Some of the final part of the event has been well-covered in the media. We moved to the East Room in the White House proper, the tech CEOs took their places around a large table, an enormous number of photographers and reporters were ushered in, and Trump joined to make remarks and welcome his guests. He sat under a beautiful painting of Abraham Lincoln. The CEOs went around the room and made remarks that ranged from respectful to borderline fawning. It was after the photographers and reporters were ushered out that one tech CEO brought up the people in this country who are legitimately scared of government today, and respectfully suggested that more consideration be given to their plight. Out of respect for everyone who expected this session to be private, I won’t name the person who spoke. I was grateful he did and wished others had done the same.

It’s a bit of an understatement to say that there were voices that were missing from that discussion. Certainly the voices of users of government services would have changed the nature of the conversation, but if you accept the frame that this was for CEOs of the top tech companies in the US, those who came were largely leaders of companies that sell to government, at least as part of their business. Those whose businesses live or die by delighting consumers (aka regular people) were underrepresented, and not necessarily through the fault of the Office of American Innovation (OAI, who had convened the meeting). I fully respect why some tech CEOs chose not to come, but their voices would have made a difference, in part because those CEOs had less to lose by being respectfully critical. The meeting would have felt less like a chance for entrenched government players to further entrench, which I genuinely don’t believe was the intention of the folks who convened it.

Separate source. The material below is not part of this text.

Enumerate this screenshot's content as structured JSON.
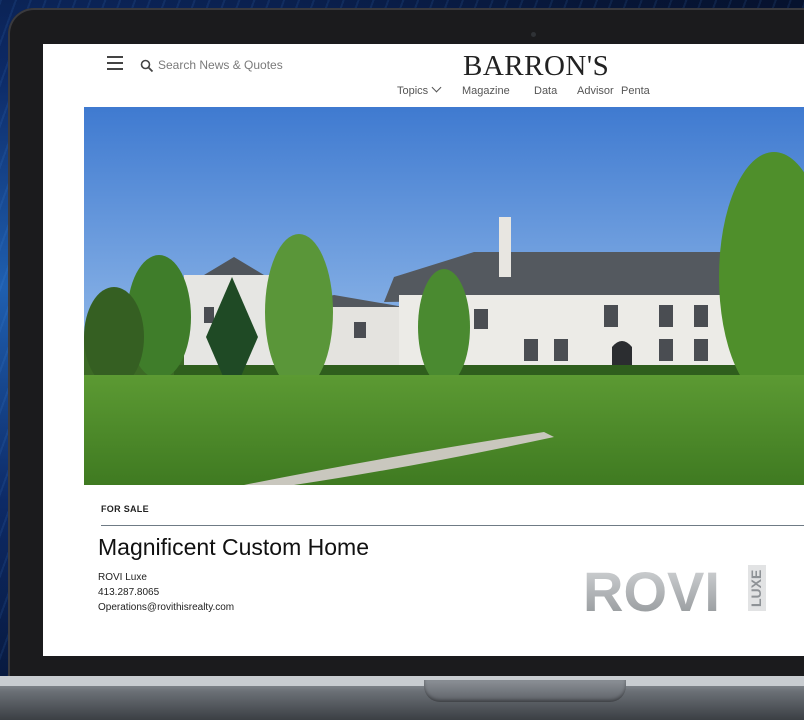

I also don’t think it was the fault of the OAI organizers that the public part of the meeting was not a particularly diverse one in other dimensions. The breakout session I attended included almost half women and about a third people of color, and I would guess that the organizers made an intentional effort to ensure some diversity. It helps that the USDS team, many of whom were present, is roughly representative of the country. (In my session, the government staff at the table were all women, two of them white, and one — the head of engineering for USDS — an African American.) If the roundtable with the President had less gender and racial diversity, that speaks to the lack of diversity of Silicon Valley leadership. There were three women CEOs in the room, none of them leaders of what most would describe as disruptive Silicon Valley companies. The women-led companies that were present are well-known contractors to government today.

I left the White House that day with dramatically mixed emotions. I remain convinced that we should help a government initiative that can do real good, despite my deep concerns about the current administration’s policies. I saw only a sliver of all that went on that day, given the many concurrent sessions, but I wish I’d seen more evidence that the leadership of the tech industry can actually help government do a better job, given that so many of those who seem to be engaging have a lot invested in the status quo. I guess in some way that means that I leave this event not that far from where I started, remembering that “No one is coming. It is up to us.”